Traditional meat retailers are confident that customers who feel betrayed by misleading packaging and dubious quality meat in some ready meals and cheap supermarket ranges are starting to make a return to the high street.

Since January 16 - when the Food Safety Authority of Ireland first announced that certain types of readymeals sold in major supermarkets Tesco, Lidl, Aldi and Iceland were found to contain horse DNA - Sainsbury’s, the Co-op, Waitrose and fast food outlet Burger King have also removed products from their shelves.

Some products made by Findus have been found to contain 100% horsemeat while Tesco Everyday Value Spaghetti Bolgnese was found to contain 60% horsemeat. All these products have now been removed from supermarket shelves and an investigation is being carried out.

Retailers have blamed suppliers while critics of the affected supermarket chains have pointed to overly complex supply routes that can see frozen ready meals sold in the UK after being assembled in France from ingredients sourced in Eastern Europe.

Butcher Martin Tonkin, from Myatts of Falmouth, thinks the root cause of the problem is supermarkets “pushing down the prices to get things so cheap” leading suppliers to include cheaper, more suspect meats in their products in a bid to bulk them out.

Robert Trevarthen, of Roskrow Abattoir near Penryn, agrees that “it’s financial gain, that’s what it’s for.”

He said: “You can go to a supermarket and buy, I don’t know, 20 economy burgers for 20p each and they’re not going to be good quality.

“These supermarkets are very powerful. Businesses likes ours would never survive a scandal like that but they’re big enough to get away with it.”

For their part, both Asda and Tesco have vowed to introduce their own DNA testing for the meat products they stock while frozen food brand Findus issued an apology and product recall after independent testing showed horse meat in their beef lasagne.

But consumer confidence in the major supermarkets is already dented and Mr Tonkin thinks that can only be “good for us and the high street in general.”

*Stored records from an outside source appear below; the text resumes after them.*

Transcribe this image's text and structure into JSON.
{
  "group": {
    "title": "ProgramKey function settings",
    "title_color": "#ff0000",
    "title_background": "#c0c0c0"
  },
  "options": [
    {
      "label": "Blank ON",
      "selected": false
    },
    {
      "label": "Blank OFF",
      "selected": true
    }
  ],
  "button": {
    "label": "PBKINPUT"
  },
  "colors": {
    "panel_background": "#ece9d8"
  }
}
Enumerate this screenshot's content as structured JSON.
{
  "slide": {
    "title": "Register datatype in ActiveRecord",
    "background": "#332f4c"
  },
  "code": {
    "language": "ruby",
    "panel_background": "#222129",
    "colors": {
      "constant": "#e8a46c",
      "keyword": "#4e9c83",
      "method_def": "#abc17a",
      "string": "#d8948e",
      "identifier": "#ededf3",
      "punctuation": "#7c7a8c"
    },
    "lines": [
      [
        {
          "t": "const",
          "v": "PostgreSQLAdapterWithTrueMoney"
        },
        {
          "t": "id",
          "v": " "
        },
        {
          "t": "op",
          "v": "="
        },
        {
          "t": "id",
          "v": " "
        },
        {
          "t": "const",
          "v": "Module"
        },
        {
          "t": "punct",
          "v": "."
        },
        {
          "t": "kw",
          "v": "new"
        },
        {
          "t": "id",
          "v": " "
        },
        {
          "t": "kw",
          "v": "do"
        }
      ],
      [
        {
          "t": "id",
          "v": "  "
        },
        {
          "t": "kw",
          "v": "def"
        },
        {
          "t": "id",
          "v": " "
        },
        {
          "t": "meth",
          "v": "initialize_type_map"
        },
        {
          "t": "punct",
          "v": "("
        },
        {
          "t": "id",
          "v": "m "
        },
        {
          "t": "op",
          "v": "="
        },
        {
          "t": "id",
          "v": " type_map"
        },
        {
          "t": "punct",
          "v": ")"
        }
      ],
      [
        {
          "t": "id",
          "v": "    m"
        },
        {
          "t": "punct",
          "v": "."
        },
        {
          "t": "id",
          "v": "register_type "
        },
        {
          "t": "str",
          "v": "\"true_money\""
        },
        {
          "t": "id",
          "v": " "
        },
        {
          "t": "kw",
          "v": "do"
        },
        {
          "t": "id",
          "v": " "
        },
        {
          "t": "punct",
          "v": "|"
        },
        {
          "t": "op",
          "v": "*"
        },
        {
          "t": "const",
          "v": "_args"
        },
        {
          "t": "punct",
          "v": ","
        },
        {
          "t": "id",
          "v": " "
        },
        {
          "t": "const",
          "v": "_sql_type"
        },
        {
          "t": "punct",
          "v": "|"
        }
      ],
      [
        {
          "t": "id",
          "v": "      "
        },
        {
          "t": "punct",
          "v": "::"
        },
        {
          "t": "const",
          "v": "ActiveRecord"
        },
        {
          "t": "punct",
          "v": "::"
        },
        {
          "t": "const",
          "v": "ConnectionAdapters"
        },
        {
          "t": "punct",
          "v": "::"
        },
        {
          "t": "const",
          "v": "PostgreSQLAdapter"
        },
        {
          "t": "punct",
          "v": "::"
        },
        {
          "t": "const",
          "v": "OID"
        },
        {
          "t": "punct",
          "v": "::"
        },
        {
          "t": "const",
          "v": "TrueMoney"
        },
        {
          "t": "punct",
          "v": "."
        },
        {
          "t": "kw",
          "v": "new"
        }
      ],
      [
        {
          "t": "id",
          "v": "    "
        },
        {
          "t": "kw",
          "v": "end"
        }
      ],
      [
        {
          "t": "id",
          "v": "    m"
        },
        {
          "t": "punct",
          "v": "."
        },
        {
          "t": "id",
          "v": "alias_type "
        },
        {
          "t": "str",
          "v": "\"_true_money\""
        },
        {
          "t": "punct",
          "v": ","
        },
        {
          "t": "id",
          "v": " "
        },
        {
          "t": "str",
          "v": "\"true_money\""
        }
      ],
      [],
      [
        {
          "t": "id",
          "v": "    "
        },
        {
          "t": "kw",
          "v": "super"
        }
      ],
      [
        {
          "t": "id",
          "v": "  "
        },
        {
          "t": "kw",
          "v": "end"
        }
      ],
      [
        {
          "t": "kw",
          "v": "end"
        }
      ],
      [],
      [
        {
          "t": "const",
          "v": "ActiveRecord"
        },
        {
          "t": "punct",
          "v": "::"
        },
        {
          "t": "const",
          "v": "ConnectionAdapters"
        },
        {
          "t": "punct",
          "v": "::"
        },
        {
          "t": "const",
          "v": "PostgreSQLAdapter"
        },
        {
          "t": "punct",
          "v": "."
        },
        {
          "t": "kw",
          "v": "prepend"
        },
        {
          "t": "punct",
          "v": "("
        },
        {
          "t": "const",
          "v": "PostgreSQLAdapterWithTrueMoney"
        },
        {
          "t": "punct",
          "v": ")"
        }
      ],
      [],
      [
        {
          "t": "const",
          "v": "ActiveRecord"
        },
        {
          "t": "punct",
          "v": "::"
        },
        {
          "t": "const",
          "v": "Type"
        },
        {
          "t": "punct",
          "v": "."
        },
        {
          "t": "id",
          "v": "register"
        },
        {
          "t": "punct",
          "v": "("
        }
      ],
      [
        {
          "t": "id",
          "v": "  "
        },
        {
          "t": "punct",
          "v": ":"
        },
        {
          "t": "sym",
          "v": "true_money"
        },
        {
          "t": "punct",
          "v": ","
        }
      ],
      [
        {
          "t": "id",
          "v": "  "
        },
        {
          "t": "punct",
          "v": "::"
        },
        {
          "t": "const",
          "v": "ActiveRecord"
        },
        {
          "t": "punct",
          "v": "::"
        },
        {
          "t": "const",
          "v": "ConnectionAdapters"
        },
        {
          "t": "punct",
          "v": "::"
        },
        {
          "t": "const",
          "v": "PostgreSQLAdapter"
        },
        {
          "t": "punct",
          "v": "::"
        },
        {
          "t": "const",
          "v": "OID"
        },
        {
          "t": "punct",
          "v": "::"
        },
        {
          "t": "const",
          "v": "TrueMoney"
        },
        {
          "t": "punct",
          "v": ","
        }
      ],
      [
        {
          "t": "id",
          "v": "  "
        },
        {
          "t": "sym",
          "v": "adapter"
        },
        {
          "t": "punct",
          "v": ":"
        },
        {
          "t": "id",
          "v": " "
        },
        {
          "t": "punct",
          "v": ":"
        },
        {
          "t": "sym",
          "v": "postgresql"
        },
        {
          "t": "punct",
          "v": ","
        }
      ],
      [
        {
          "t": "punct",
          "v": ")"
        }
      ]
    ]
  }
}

“If people shop at their local butchers then they know where the meat comes from, know where it’s sourced and you are guaranteed good quality,” he said.

“At the end of the day, if you are told it’s horse you have got the choice, if you are not told it’s horse than you haven’t.

“It’s probably been going on for years and years and nobody knew until now.”

Mr Trevarthen, who sells meat wholesale as well as running his abattoir near Penryn, is similarly confident of a boost in trade.

He said: “I’m sure it will be a positive for the smaller independent butchers. We have got four shops of our own and we have seen a marked improvement in mince and burgers especially.

“People say they get their meat from the supermarket because it’s cheaper but that’s a lot of nonsense really, it’s just a perception people have got.”

Strong policing of the trade in Cornwall means Mr Trevarthen “honestly can’t believe” that horse has found its way into beef products, he said.

Adding: “I see everything living here before it’s killed, if there was a horse in there I would know about it.”